Is it always right to try to prolong life?

Most of us would prefer to die in our own beds, with our families beside us. But, as a GP, Margaret McCartney sees too many end their days in a medicalised battle
Thomas Cook's outgoing boss Harriet Green got by on four hours sleep a night - is that what it takes for women to get to the top?

What does it take for women to get to the top?

Thomas Cook's outgoing boss Harriet Green got by on four hours sleep a night and told women they had to do more if they wanted to get on
Christmas jumper craze: Inside the UK factory behind this year's multicultural must-have

Knitting pretty: British Christmas Jumpers

Simmy Richman visits Jack Masters, the company behind this year's multicultural must-have
French chefs have launched a campaign to end violence in kitchens - should British restaurants follow suit?

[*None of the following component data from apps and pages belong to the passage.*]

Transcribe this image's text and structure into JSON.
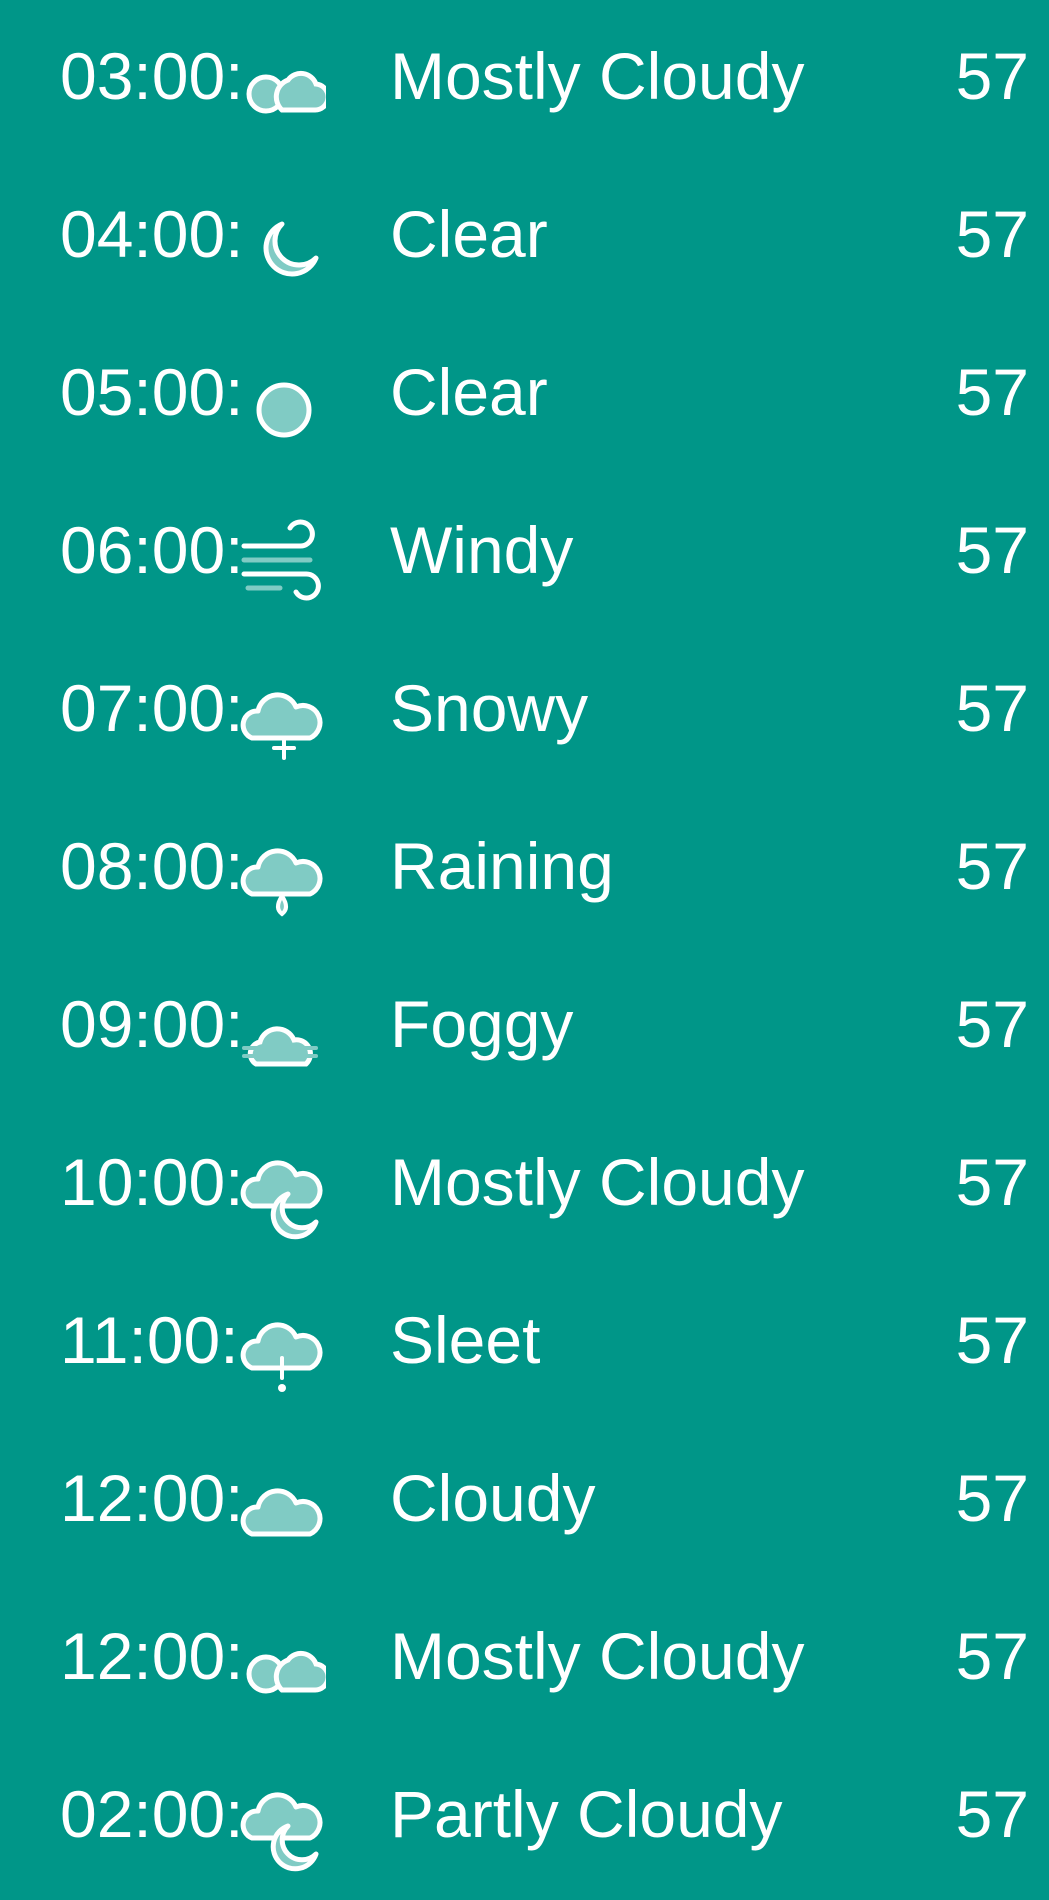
{
  "colors": {
    "background": "#009688",
    "text": "#ffffff",
    "icon_fill": "#80cbc4",
    "icon_stroke": "#ffffff"
  },
  "rows": [
    {
      "time": "03:00:",
      "icon": "mostly-cloudy-icon",
      "condition": "Mostly Cloudy",
      "temp": "57"
    },
    {
      "time": "04:00:",
      "icon": "moon-icon",
      "condition": "Clear",
      "temp": "57"
    },
    {
      "time": "05:00:",
      "icon": "sun-icon",
      "condition": "Clear",
      "temp": "57"
    },
    {
      "time": "06:00:",
      "icon": "wind-icon",
      "condition": "Windy",
      "temp": "57"
    },
    {
      "time": "07:00:",
      "icon": "snow-icon",
      "condition": "Snowy",
      "temp": "57"
    },
    {
      "time": "08:00:",
      "icon": "rain-icon",
      "condition": "Raining",
      "temp": "57"
    },
    {
      "time": "09:00:",
      "icon": "fog-icon",
      "condition": "Foggy",
      "temp": "57"
    },
    {
      "time": "10:00:",
      "icon": "cloud-moon-icon",
      "condition": "Mostly Cloudy",
      "temp": "57"
    },
    {
      "time": "11:00:",
      "icon": "sleet-icon",
      "condition": "Sleet",
      "temp": "57"
    },
    {
      "time": "12:00:",
      "icon": "cloud-icon",
      "condition": "Cloudy",
      "temp": "57"
    },
    {
      "time": "12:00:",
      "icon": "mostly-cloudy-icon",
      "condition": "Mostly Cloudy",
      "temp": "57"
    },
    {
      "time": "02:00:",
      "icon": "cloud-moon-icon",
      "condition": "Partly Cloudy",
      "temp": "57"
    }
  ]
}
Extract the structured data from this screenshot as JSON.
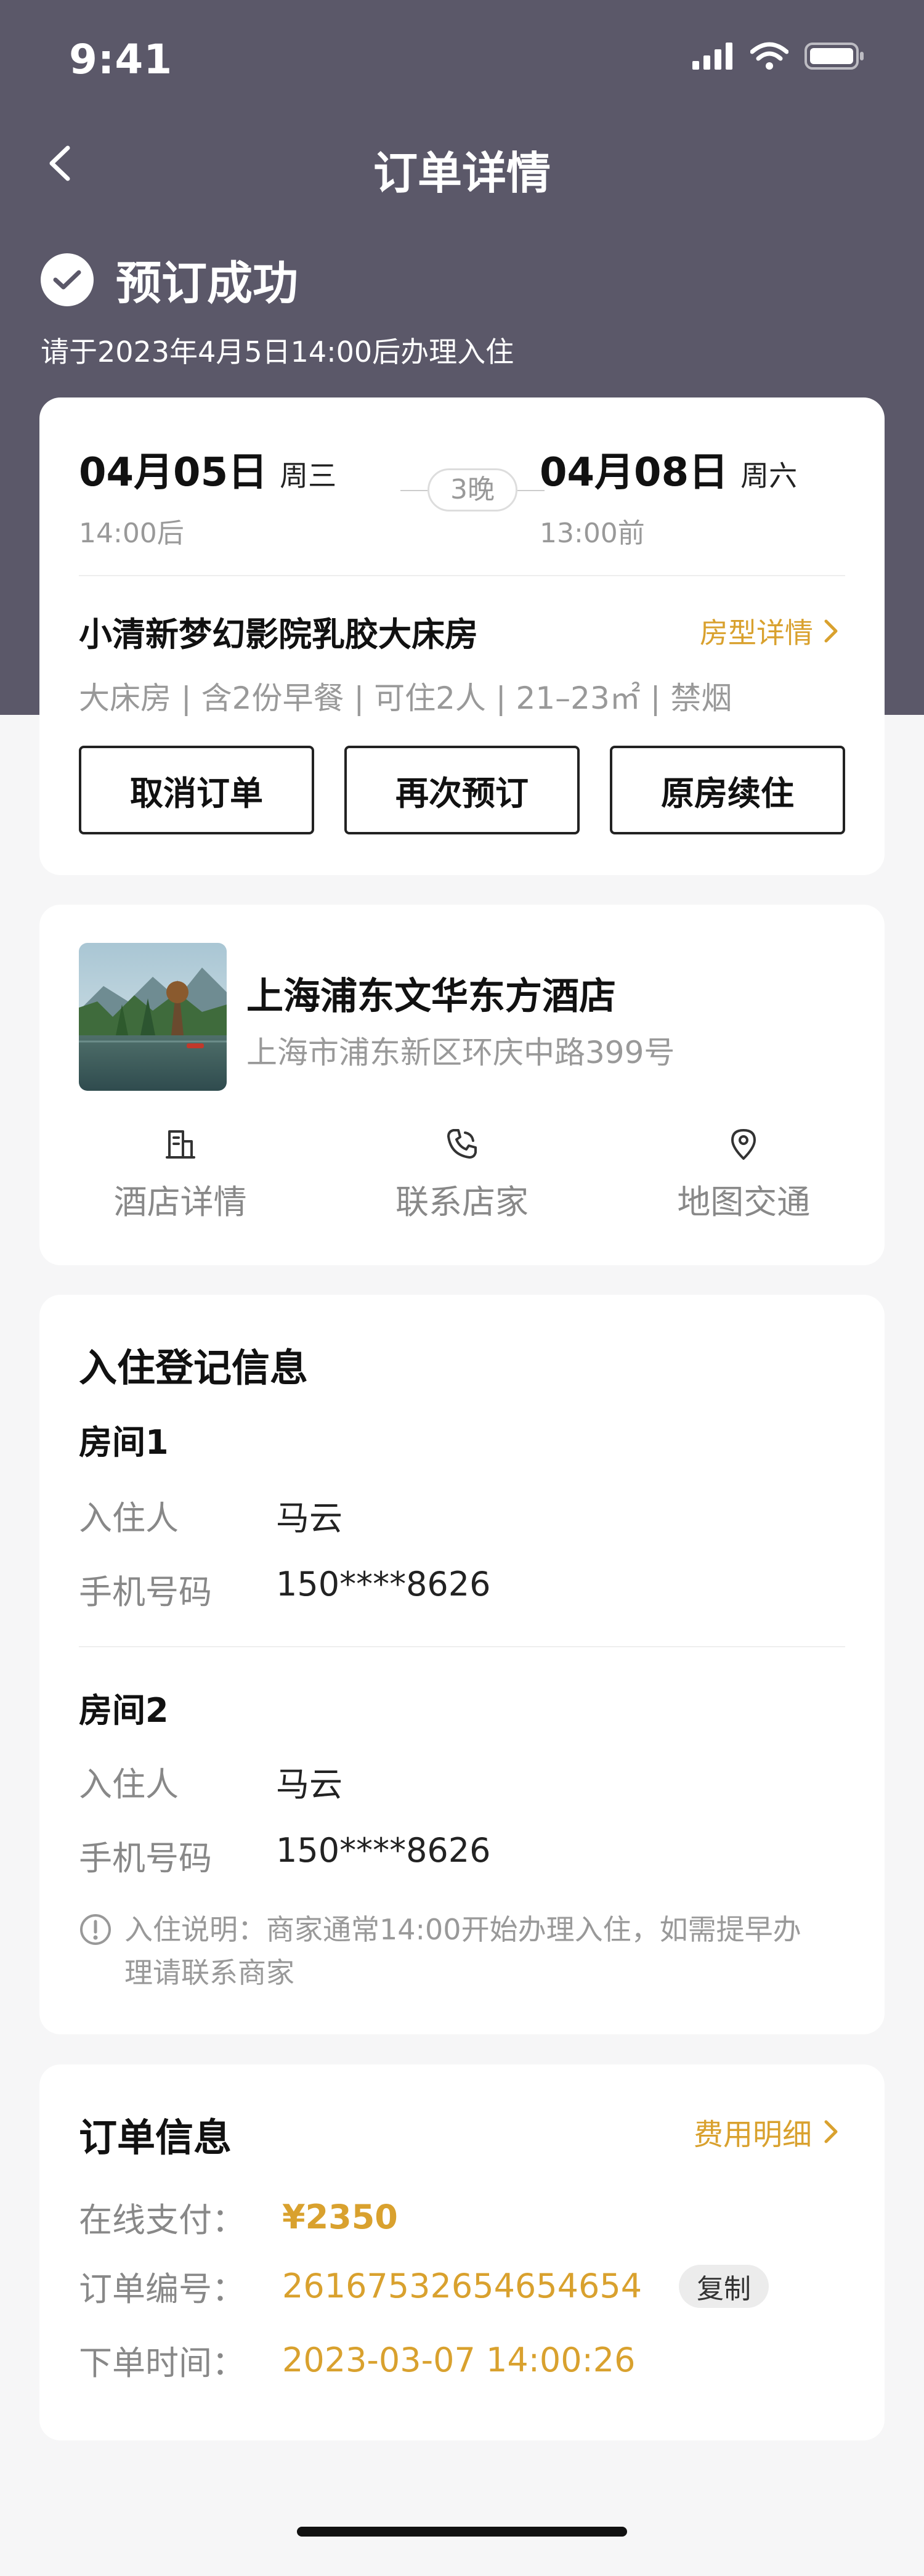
{
  "status_bar": {
    "time": "9:41"
  },
  "nav": {
    "title": "订单详情"
  },
  "booking": {
    "status": "预订成功",
    "checkin_hint": "请于2023年4月5日14:00后办理入住"
  },
  "stay": {
    "checkin": {
      "date": "04月05日",
      "weekday": "周三",
      "time": "14:00后"
    },
    "checkout": {
      "date": "04月08日",
      "weekday": "周六",
      "time": "13:00前"
    },
    "nights": "3晚",
    "room_name": "小清新梦幻影院乳胶大床房",
    "room_detail_link": "房型详情",
    "room_meta": "大床房 | 含2份早餐 | 可住2人 | 21–23㎡ | 禁烟",
    "buttons": {
      "cancel": "取消订单",
      "rebook": "再次预订",
      "extend": "原房续住"
    }
  },
  "hotel": {
    "name": "上海浦东文华东方酒店",
    "address": "上海市浦东新区环庆中路399号",
    "actions": [
      {
        "label": "酒店详情",
        "icon": "building-doc-icon"
      },
      {
        "label": "联系店家",
        "icon": "phone-icon"
      },
      {
        "label": "地图交通",
        "icon": "map-pin-icon"
      }
    ]
  },
  "registration": {
    "title": "入住登记信息",
    "rooms": [
      {
        "title": "房间1",
        "guest_label": "入住人",
        "guest": "马云",
        "phone_label": "手机号码",
        "phone": "150****8626"
      },
      {
        "title": "房间2",
        "guest_label": "入住人",
        "guest": "马云",
        "phone_label": "手机号码",
        "phone": "150****8626"
      }
    ],
    "note_line1": "入住说明：商家通常14:00开始办理入住，如需提早办",
    "note_line2": "理请联系商家"
  },
  "order": {
    "title": "订单信息",
    "fee_link": "费用明细",
    "payment_label": "在线支付：",
    "payment": "¥2350",
    "number_label": "订单编号：",
    "number": "26167532654654654",
    "copy": "复制",
    "time_label": "下单时间：",
    "time": "2023-03-07 14:00:26"
  },
  "colors": {
    "header_bg": "#5b5869",
    "accent": "#d9a12e",
    "page_bg": "#f6f6f7"
  }
}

French chefs campaign against bullying

A group of top chefs signed a manifesto against violence in kitchens following the sacking of a chef at a Paris restaurant for scalding his kitchen assistant with a white-hot spoon
Radio 4 to broadcast 10-hour War and Peace on New Year's Day as Controller warns of cuts

Just what you need on a New Year hangover...

Radio 4 to broadcast 10-hour adaptation of War and Peace on first day of 2015
Cuba set to stage its first US musical in 50 years

Cuba to stage first US musical in 50 years

Claire Allfree finds out if the new production of Rent will hit the right note in Havana
Christmas 2014: 10 best educational toys

Learn and play: 10 best educational toys

Of course you want them to have fun, but even better if they can learn at the same time
Paul Scholes column: I like Brendan Rodgers as a manager but Liverpool seem to be going backwards not forwards this season

Paul Scholes column

I like Brendan Rodgers as a manager but Liverpool seem to be going backwards not forwards this season
Lewis Moody column: Stuart Lancaster has made all the right calls – now England must deliver

Lewis Moody: Lancaster has made all the right calls – now England must deliver

So what must the red-rose do differently? They have to take the points on offer 
Cameron, Miliband and Clegg join forces for Homeless Veterans campaign

Cameron, Miliband and Clegg join forces for Homeless Veterans campaign

It's in all our interests to look after servicemen and women who fall on hard times, say party leaders
Millionaire Sol Campbell wades into wealthy backlash against Labour's mansion tax

Sol Campbell cries foul at Labour's mansion tax

The former England defender joins Myleene Klass, Griff Rhys Jones and Melvyn Bragg in criticising proposals
Nicolas Sarkozy returns: The ex-President is preparing to fight for the leadership of France's main opposition party – but will he win big enough?

Sarkozy returns

The ex-President is preparing to fight for the leadership of France's main opposition party – but will he win big enough?
Is the criticism of Ed Miliband a coded form of anti-Semitism?

Is the criticism of Miliband anti-Semitic?

Attacks on the Labour leader have coalesced around a sense that he is different, weird, a man apart. But is the criticism more sinister?
Ouija boards are the must-have gift this Christmas, fuelled by a schlock horror film

Ouija boards are the must-have festive gift

Simon Usborne explores the appeal - and mysteries - of a century-old parlour game